WORK REQUEST | Lines holding the string "muted" are the ones to copy from this listing.

_ _ _ _ _ _ _

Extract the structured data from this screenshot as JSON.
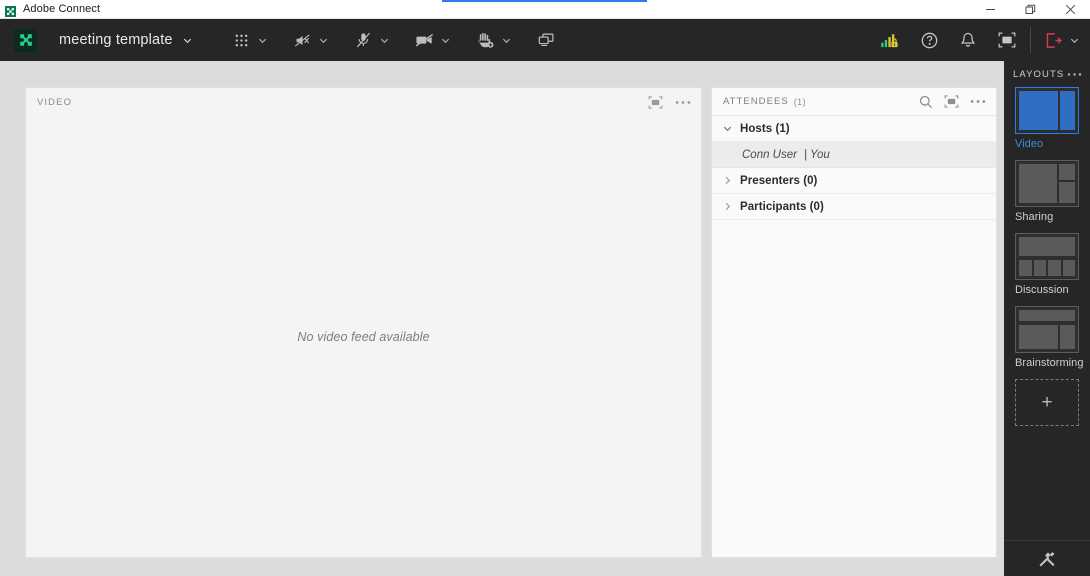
{
  "window": {
    "title": "Adobe Connect",
    "app_icon": "adobe-connect-logo-icon",
    "controls": {
      "minimize": "minimize-icon",
      "restore": "restore-icon",
      "close": "close-icon"
    },
    "accent_color": "#2b7de9"
  },
  "toolbar": {
    "logo_icon": "adobe-connect-logo-icon",
    "meeting_name": "meeting template",
    "meeting_chevron": "chevron-down-icon",
    "tools": [
      {
        "icon": "apps-grid-icon",
        "label": "Pods",
        "has_chevron": true,
        "state": "off"
      },
      {
        "icon": "speaker-muted-icon",
        "label": "Speaker",
        "has_chevron": true,
        "state": "muted"
      },
      {
        "icon": "microphone-muted-icon",
        "label": "Microphone",
        "has_chevron": true,
        "state": "muted"
      },
      {
        "icon": "camera-off-icon",
        "label": "Camera",
        "has_chevron": true,
        "state": "off"
      },
      {
        "icon": "raise-hand-icon",
        "label": "Raise Hand",
        "has_chevron": true,
        "state": "off"
      },
      {
        "icon": "screen-share-icon",
        "label": "Share Screen",
        "has_chevron": false,
        "state": "off"
      }
    ],
    "right_tools": [
      {
        "icon": "network-signal-lock-icon",
        "label": "Connection Status"
      },
      {
        "icon": "help-question-icon",
        "label": "Help"
      },
      {
        "icon": "bell-notification-icon",
        "label": "Notifications"
      },
      {
        "icon": "fullscreen-icon",
        "label": "Full Screen"
      }
    ],
    "exit": {
      "icon": "exit-meeting-icon",
      "chevron": "chevron-down-icon",
      "color": "#e0364f"
    }
  },
  "video_pod": {
    "title": "VIDEO",
    "fullscreen_icon": "fullscreen-icon",
    "menu_icon": "more-options-icon",
    "empty_message": "No video feed available"
  },
  "attendees_pod": {
    "title": "ATTENDEES",
    "count": "(1)",
    "search_icon": "search-icon",
    "fullscreen_icon": "fullscreen-icon",
    "menu_icon": "more-options-icon",
    "groups": [
      {
        "label": "Hosts (1)",
        "expanded": true,
        "arrow": "chevron-down-icon",
        "members": [
          {
            "name": "Conn User",
            "tag": "| You",
            "selected": true
          }
        ]
      },
      {
        "label": "Presenters (0)",
        "expanded": false,
        "arrow": "chevron-right-icon",
        "members": []
      },
      {
        "label": "Participants (0)",
        "expanded": false,
        "arrow": "chevron-right-icon",
        "members": []
      }
    ]
  },
  "layouts_rail": {
    "title": "LAYOUTS",
    "menu_icon": "more-options-icon",
    "items": [
      {
        "name": "Video",
        "selected": true,
        "thumb": "video"
      },
      {
        "name": "Sharing",
        "selected": false,
        "thumb": "sharing"
      },
      {
        "name": "Discussion",
        "selected": false,
        "thumb": "discussion"
      },
      {
        "name": "Brainstorming",
        "selected": false,
        "thumb": "brainstorming"
      }
    ],
    "add_label": "+",
    "add_icon": "add-layout-icon",
    "prepare_icon": "prepare-mode-tools-icon",
    "selected_color": "#3c8ae0"
  }
}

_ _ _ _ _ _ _

RESPONSE |
        "icon": "speaker-muted-icon",
        "state": "muted"
        "icon": "microphone-muted-icon",
        "state": "muted"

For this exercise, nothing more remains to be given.